## Work request
In the entries below, find the string "value" and return each line holding it.

Records from a data source:
*****

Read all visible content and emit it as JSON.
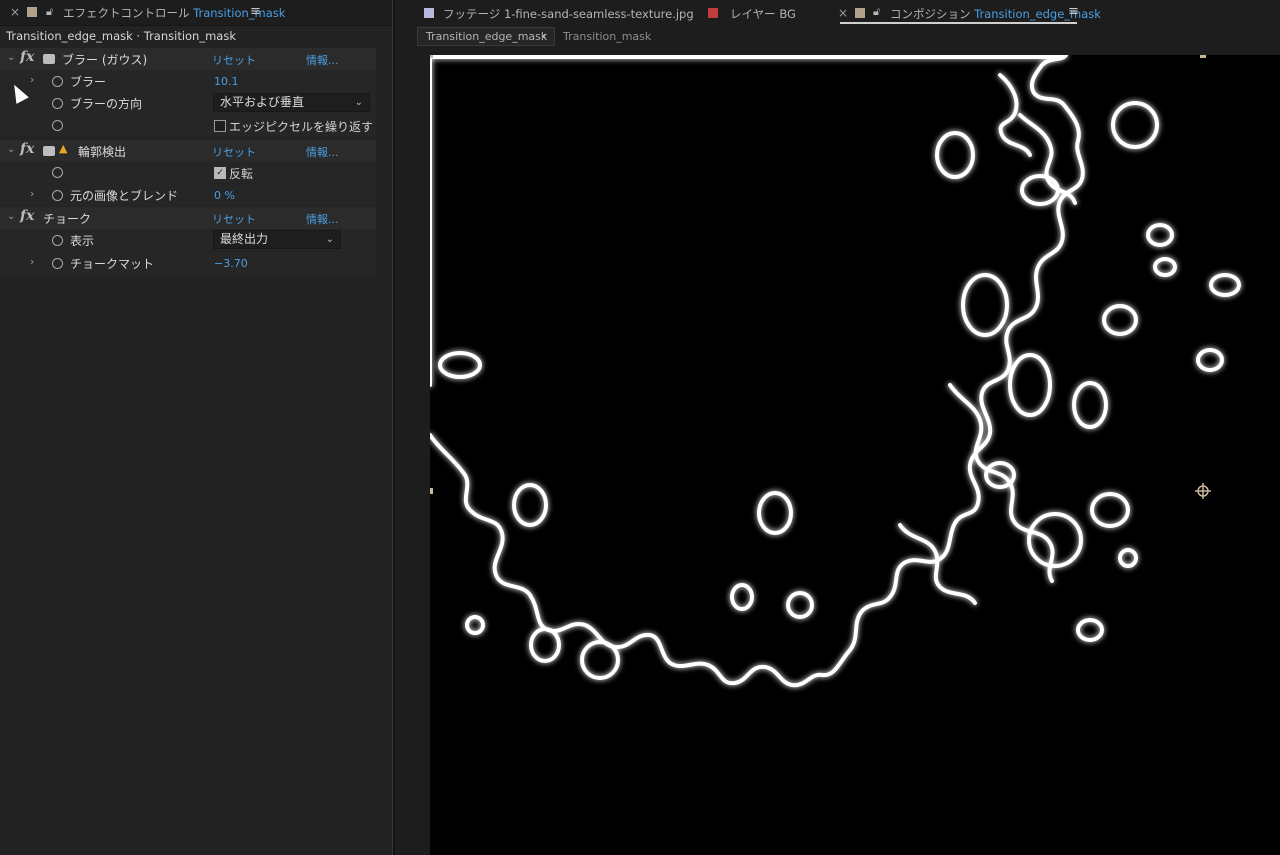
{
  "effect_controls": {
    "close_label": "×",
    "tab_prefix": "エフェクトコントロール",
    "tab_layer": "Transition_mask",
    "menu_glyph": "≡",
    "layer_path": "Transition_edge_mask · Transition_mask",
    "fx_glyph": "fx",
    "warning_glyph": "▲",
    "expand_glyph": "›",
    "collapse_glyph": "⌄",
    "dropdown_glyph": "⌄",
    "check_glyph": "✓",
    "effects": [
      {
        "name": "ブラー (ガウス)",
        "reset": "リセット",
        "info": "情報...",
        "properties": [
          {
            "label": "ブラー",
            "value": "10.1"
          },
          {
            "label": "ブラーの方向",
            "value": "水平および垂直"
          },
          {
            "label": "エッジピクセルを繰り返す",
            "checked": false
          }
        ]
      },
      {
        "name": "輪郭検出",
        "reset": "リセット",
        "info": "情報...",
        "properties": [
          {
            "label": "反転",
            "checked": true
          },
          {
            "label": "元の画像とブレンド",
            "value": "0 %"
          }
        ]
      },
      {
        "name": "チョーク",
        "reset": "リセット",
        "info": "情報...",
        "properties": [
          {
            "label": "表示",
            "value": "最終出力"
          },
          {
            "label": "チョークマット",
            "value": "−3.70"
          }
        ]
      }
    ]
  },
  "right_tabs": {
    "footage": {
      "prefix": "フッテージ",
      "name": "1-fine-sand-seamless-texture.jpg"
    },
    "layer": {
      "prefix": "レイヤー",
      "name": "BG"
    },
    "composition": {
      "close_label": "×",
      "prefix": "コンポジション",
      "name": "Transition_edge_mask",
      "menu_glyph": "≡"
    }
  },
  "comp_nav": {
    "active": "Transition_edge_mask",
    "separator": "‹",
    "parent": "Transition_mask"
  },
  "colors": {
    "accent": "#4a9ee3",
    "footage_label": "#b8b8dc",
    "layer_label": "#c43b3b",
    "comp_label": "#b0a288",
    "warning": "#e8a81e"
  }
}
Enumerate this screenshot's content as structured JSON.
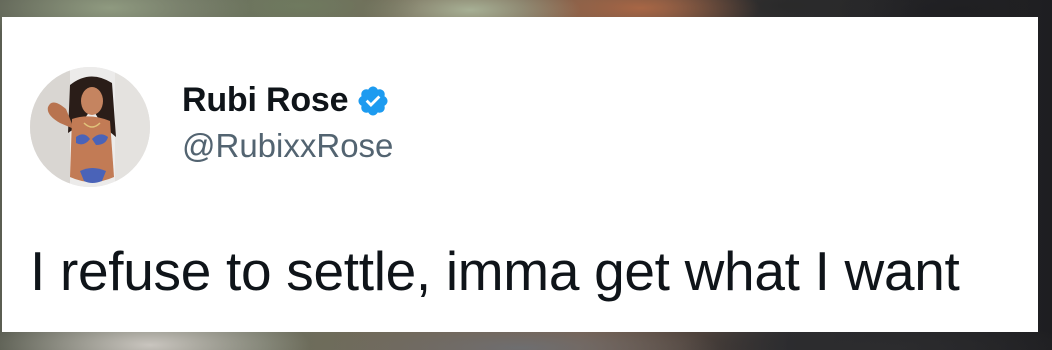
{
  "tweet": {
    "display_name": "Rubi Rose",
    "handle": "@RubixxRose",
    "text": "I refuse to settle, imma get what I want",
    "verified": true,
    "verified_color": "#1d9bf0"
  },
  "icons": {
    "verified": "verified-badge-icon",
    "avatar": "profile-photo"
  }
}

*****

## Finished task
            "value": "10.1"
            "value": "水平および垂直"
            "value": "0 %"
            "value": "最終出力"
            "value": "−3.70"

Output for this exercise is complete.